Just has to show you the reception area at the Raffles Yacht Club. This was the deluxe version of a marina!
Singapore was surprisingly lengthy stopover considering we hadn't intended to go there in the first place. Our intention was to stop in Nongsa Point, have our dive compressor delivered to the boat and then carry on to Malaysia. However, (surprise!!) our dive compressor was still in Frankfurt and on our second night in Nongsa Point one of the boats in the marina was struck by lightning and totally consumed by the resulting fire. This made us nervous about the place. Well, not that nervous but we decided to go to Singapore for a 3 or 4 days as that would facilitate the delivery of the compressor. As it turned out we were in Singapore 12 days and received the compressor 30 minutes before we left having been prepared to leave without it!
Girding our loins we ventured forth to cross the Singapore Strait shipping channel. Whoa! That is scary! Huge container vessels, LPG tankers, cargo ships of all sizes and descriptions and all travelling at 20 knots and aimed right at the side of our little vessel! We squeaked through somehow and headed for the Singapore Armed Forces Yacht Club right beside the Changi Naval base where ex-Commodore General Tan Huck Gim, an ex colleague from the UN had arranged a berth for us. We'd just relaxed into the thought of a brew in the yacht club bar when we were approached at high speed by a Singapore navy RIB bearing camouflage kitted men with guns! Yikes! Turns out there is a "1 mile off" rule for the naval base and we'd clipped the corner. After examination of our papers and a lot of radio communication we were determined to be relatively harmless (although highly suspect) and released to enjoy our much deserved beer.
The SAF yacht club was accommodating and had a great pool and wi-fi internet access on the boat.
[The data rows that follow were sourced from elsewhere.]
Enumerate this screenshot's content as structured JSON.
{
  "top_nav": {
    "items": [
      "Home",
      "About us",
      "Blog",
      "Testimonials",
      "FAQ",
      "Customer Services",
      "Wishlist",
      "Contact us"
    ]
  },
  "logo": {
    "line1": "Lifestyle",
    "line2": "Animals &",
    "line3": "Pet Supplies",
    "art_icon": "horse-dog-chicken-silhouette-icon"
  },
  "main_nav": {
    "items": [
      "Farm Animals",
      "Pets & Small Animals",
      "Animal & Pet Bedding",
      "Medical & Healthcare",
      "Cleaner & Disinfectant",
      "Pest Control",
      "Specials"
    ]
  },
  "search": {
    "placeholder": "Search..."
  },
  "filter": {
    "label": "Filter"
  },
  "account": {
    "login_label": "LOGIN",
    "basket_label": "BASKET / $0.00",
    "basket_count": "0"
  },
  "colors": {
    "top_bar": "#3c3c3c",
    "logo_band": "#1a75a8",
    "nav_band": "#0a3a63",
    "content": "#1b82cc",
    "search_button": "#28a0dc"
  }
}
We thoroughly enjoyed our stay there! After 8 days we moved to the other end of Singapore to the Raffles Yacht Club to be nearer the marine suppliers. The transit took all day and was full of surprises as Singapore has been very busy reclaiming land so the charts are no longer accurate - in fact one passage were tried to use had been completely walled in. We arrived at Raffles just in time to crash a cruiser's birthday party and so had a great introduction. Raffles is a deluxe yacht club with an impressive pool area and smiling, helpful staff. They delver the paper to your boat in the morning and provide pay-for-use wi-fi on the docks. Itg turned to be a gathering point for cruisers and we met up with the group from Bali (Mokoko, Fontana and Samsara) and met other cruisers we'll be seeing in Thailand.
In 12 days in Singapore we visited with Jim McGowan and his wife Swan, spent a wonderful day with General Tan Huck Lim who gave us the deluxe $.50 tour of Singapore including a taste-testing of 6 different beers at the Brewerks micro-brewery opposite Clark's Quay, experienced the Hindu celebration of Deepavali and the Muslim Eid celebration of the end of Ramadan and did a fair amount of shopping.
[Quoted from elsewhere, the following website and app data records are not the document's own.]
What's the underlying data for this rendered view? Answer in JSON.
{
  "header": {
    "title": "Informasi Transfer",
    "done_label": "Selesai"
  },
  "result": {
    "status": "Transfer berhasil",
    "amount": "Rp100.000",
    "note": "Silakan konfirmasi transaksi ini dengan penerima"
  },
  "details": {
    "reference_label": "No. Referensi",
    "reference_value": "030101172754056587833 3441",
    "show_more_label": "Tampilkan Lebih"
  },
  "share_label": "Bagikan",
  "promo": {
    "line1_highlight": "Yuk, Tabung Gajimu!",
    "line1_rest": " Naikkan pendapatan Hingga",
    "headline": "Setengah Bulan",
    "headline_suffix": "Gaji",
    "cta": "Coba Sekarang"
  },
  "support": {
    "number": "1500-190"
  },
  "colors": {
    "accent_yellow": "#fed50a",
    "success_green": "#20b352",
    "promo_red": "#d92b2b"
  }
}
Singapore was also the place that we discovered the oil seal on our starboard stern drive was leaking. This led to a futile search for a haul-out facility of a beach so as the seal can only be replaced when the boat is dry. It also led to the discovery that a salt water leak had corroded a screw head an a gasket plate and, more urgently, corroded a hole in the high pressure oil pipe. Now this was so much fun for David as, having finally got the necessary part, the new oil pipe could only be fitted by removing the exhaust manifold and the alternator from the engine block which of course is done is a contorted position in the engine room (also known as the Yanmar sweat box torture device). Thank heavens for yoga and perserverance! It was all done in only a day leaving us with only the leaking oil seal...or so we thought. We started up the engine only to find that the leak was not from the gasket but from a crack in the exhaust elbow. Oops! No part available for at least 2 weeks and we were leaving the next day. Quick arrangements were made to have the part welded first thing in the morning and we were pleased when it all happened but not so pleased when the weld didn't hold! Ah well! Good solid engineering skills were applied to the task as was some "Wet Work" underwater epoxy. Seems to be working (but maybe we should order that part).
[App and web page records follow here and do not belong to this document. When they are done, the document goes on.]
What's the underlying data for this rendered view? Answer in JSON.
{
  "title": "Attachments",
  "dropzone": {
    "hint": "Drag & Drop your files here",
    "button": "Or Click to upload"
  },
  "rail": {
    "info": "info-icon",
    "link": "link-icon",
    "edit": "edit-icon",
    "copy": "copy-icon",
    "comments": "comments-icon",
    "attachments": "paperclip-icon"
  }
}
All this fixing of boats and pursuing of parts was starting to seem like work! Time to go. We headed for Port Dickson, Malaysia via Pulau Pisang and Pulau Besar in the Water Islands.